11 dec 2018
The U.S. National Transportation Safety Board (NTSB) has determined that an insufficient preventative maintenance program and lack of guidance for responding to engine high-temperature conditions, led to the January 14, 2018, fire on board the small passenger vessel Island Lady, in the waters of the Pithlachascotee River, near Port Ritchey, Florida.
The Island Lady was a 72-foot-long passenger vessel operated by Tropical Breeze Casino Cruz, used to shuttle passengers and company employees to and from the casino boat Tropical Breeze I. On the day of the fire, the Island Lady was carrying 53 people including 36 passengers. 15 were injured and transported to local hospitals. One passenger died several hours after the fire.
Damage to the Island Lady resulted in the vessel, valued at $450,000, being declared a constructive total loss.
While the accident was not declared a major marine casualty, the NTSB investigated this accident as an accident of recurring character because of a similar fire in 2004 on board the Express Shuttle II, another of the operating company’s vessels.
On the day of the fire, the Island Lady was en route to the Tropical Breeze I, located about nine miles offshore in the Gulf of Mexico. Just before 4pm, the captain received a high-temperature alarm for the port engine’s jacket-water system. The captain turned the Island Lady around to return to the dock and notified the operating company. Smoke began filling the lazarette (store room), main deck spaces and engine room. The captain deliberately beached the vessel close to shore in shallow water and all on board evacuated by jumping from the vessel into the water and wading ashore.
The NTSB’s investigation determined:
- Tropical Breeze Casino Cruz’s lack of guidance regarding engine high-temperature alarms led to the captain leaving the port engine idling, rather than shutting it down, leading to the fire.
- The lack of a requirement for a fire detection and suppression system in an unmanned space containing engine exhaust tubing prevented early detection of, and a swifter response to, the fire in the lazarette.
- The captain’s decisions to return to the dock and to subsequently beach the Island Ladywere prudent and increased the likelihood of survival for those on board.
- The failure of the port engine’s raw-water pump led to overheating of the engine and exhaust tubing.
• The raw-water pump’s failure resulted from Tropical Breeze Casino Cruz’s failure to follow Caterpillar’s recommended maintenance schedule.
- The Island Lady’s crew had insufficient firefighting training.
- The use of plastic tubing on local tank level indicators and lack of automatic shutoff valves on the fuel tanks resulted in the release of diesel fuel, which contributed to the severity of the fire.

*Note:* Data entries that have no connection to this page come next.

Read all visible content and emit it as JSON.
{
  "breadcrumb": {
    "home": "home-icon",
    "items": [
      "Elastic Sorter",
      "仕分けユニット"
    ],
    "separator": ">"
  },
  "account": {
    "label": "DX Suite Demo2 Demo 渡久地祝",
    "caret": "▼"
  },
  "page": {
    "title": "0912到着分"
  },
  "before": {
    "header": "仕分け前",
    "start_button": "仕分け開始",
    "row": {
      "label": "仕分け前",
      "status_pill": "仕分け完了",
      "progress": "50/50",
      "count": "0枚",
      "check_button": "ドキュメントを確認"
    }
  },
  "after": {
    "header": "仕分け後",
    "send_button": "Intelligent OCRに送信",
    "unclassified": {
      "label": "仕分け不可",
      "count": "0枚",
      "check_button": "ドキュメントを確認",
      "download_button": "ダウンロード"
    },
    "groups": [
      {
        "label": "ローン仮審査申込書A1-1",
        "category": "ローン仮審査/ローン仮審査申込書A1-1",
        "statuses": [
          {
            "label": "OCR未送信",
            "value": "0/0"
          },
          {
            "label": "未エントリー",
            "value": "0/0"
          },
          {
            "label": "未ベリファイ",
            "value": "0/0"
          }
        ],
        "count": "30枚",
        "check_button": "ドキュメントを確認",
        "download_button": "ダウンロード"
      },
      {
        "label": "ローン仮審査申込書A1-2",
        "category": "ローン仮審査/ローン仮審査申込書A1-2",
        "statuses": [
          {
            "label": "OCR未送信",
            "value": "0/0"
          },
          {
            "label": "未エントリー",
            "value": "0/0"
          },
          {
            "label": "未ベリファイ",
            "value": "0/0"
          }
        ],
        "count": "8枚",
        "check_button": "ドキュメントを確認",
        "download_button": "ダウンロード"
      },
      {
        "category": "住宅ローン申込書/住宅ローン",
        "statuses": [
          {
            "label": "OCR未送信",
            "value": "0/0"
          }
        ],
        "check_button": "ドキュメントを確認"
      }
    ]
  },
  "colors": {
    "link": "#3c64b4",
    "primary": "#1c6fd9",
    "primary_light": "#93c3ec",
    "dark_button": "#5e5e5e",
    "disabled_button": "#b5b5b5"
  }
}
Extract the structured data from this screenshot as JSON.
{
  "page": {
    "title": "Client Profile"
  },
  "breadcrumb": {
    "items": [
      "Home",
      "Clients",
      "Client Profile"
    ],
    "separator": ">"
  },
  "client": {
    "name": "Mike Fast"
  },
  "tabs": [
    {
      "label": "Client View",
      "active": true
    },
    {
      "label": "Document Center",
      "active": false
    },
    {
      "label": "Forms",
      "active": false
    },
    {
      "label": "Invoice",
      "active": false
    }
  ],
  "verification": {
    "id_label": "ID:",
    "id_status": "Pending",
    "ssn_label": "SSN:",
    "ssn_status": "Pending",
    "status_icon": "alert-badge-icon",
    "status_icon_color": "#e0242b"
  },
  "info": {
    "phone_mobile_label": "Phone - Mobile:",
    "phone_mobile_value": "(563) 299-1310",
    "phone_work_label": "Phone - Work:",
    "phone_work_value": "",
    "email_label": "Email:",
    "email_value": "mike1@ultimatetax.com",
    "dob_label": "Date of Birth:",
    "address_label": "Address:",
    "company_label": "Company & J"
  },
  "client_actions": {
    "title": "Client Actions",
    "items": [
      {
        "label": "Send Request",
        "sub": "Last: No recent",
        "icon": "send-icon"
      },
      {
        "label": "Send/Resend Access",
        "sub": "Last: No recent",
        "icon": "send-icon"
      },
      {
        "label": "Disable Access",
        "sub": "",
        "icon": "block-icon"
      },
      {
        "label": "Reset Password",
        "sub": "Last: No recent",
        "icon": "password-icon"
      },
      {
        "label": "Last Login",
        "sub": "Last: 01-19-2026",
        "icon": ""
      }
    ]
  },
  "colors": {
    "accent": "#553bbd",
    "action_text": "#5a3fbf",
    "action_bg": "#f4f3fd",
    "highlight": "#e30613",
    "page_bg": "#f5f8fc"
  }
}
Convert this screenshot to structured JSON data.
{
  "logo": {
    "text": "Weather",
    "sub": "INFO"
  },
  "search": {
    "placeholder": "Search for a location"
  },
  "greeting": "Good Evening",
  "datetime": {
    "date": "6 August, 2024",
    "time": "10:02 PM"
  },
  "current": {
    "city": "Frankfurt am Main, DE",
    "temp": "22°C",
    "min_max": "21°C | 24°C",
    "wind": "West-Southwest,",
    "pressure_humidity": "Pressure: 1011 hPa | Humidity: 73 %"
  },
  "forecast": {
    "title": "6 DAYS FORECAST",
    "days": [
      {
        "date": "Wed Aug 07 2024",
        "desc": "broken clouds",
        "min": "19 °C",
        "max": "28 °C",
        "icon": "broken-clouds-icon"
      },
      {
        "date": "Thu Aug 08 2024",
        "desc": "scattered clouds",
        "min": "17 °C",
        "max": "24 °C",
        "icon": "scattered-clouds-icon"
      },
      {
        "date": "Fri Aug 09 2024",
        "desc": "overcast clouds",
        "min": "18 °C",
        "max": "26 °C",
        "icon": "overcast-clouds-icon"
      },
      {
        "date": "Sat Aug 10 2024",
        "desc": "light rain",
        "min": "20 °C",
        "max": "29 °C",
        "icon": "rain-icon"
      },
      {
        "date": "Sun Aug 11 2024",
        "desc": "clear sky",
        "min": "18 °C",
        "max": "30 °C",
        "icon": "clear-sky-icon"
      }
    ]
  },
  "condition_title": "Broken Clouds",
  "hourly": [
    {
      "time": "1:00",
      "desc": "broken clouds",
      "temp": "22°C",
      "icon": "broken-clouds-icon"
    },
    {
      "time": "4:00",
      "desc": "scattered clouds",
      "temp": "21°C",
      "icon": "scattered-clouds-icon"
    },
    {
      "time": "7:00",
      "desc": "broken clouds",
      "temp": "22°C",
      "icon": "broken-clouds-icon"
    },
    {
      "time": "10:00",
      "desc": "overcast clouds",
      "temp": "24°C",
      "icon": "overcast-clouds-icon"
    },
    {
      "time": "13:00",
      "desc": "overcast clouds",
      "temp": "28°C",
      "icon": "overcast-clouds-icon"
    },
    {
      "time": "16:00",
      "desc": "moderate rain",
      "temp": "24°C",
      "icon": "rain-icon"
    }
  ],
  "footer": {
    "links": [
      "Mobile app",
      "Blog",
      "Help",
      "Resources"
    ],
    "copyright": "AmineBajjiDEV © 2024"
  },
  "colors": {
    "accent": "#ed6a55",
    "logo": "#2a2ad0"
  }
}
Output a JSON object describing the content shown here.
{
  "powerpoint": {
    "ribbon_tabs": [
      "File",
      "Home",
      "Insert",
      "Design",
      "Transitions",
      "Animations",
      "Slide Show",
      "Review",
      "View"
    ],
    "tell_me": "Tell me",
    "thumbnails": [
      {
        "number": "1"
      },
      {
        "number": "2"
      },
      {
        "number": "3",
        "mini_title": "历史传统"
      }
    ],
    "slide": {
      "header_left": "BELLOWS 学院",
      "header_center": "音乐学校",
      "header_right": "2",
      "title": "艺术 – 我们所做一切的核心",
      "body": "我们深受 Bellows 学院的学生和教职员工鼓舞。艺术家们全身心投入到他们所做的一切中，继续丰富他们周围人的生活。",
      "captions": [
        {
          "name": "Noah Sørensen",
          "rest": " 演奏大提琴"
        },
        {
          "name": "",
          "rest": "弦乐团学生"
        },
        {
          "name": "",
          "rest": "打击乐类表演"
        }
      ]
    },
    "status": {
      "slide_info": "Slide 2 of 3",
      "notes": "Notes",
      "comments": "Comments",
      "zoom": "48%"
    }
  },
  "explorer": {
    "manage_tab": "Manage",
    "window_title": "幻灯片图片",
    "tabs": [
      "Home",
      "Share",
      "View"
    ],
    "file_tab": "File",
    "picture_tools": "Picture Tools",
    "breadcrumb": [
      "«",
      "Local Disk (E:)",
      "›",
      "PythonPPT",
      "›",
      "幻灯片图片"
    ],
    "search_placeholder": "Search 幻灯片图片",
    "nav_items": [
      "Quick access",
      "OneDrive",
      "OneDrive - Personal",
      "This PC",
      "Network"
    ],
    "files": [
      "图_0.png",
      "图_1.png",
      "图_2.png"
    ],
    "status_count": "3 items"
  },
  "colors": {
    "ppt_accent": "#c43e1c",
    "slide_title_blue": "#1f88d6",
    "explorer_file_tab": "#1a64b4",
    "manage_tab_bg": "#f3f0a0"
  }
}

- The U.S. Coast Guard did not correctly assess the Island Lady’s fuel system’s compliance with applicable regulations during an inspection of the vessel.
As a result of its investigation, the NTSB issued four safety recommendations including two to the U.S. Coast Guard which seek a requirement for fire detection systems in unmanned spaces with machinery or other potential heat sources on board small passenger vessels and the issuance of a Marine Safety Information Bulletin addressing the need to use only approved material and components in fuel tank level-indicator systems.
The NTSB also reiterated two safety recommendations issued to the U.S. Coast Guard. Safety recommendation M-12-3, issued in 2012, seeks a requirement for operators of U.S.-flag passenger vessels to implement safety management systems. Safety recommendation M-02-5, issued in 2002, seeks a requirement for the development and implementation of a preventive maintenance program, by companies operating domestic passenger vessels, for all systems affecting the safe operation of their vessels, including hull, mechanical and electrical systems.
“Safety isn’t something you have, it’s something you do,” said NTSB Chairman Robert Sumwalt. “Are vessel operators being required to do it? All over the country this morning, crew training is either being conducted or it is being neglected. Manufacturer’s recommended maintenance programs are being followed or they are being disregarded, leaving the safety of vessels and their passengers at risk.”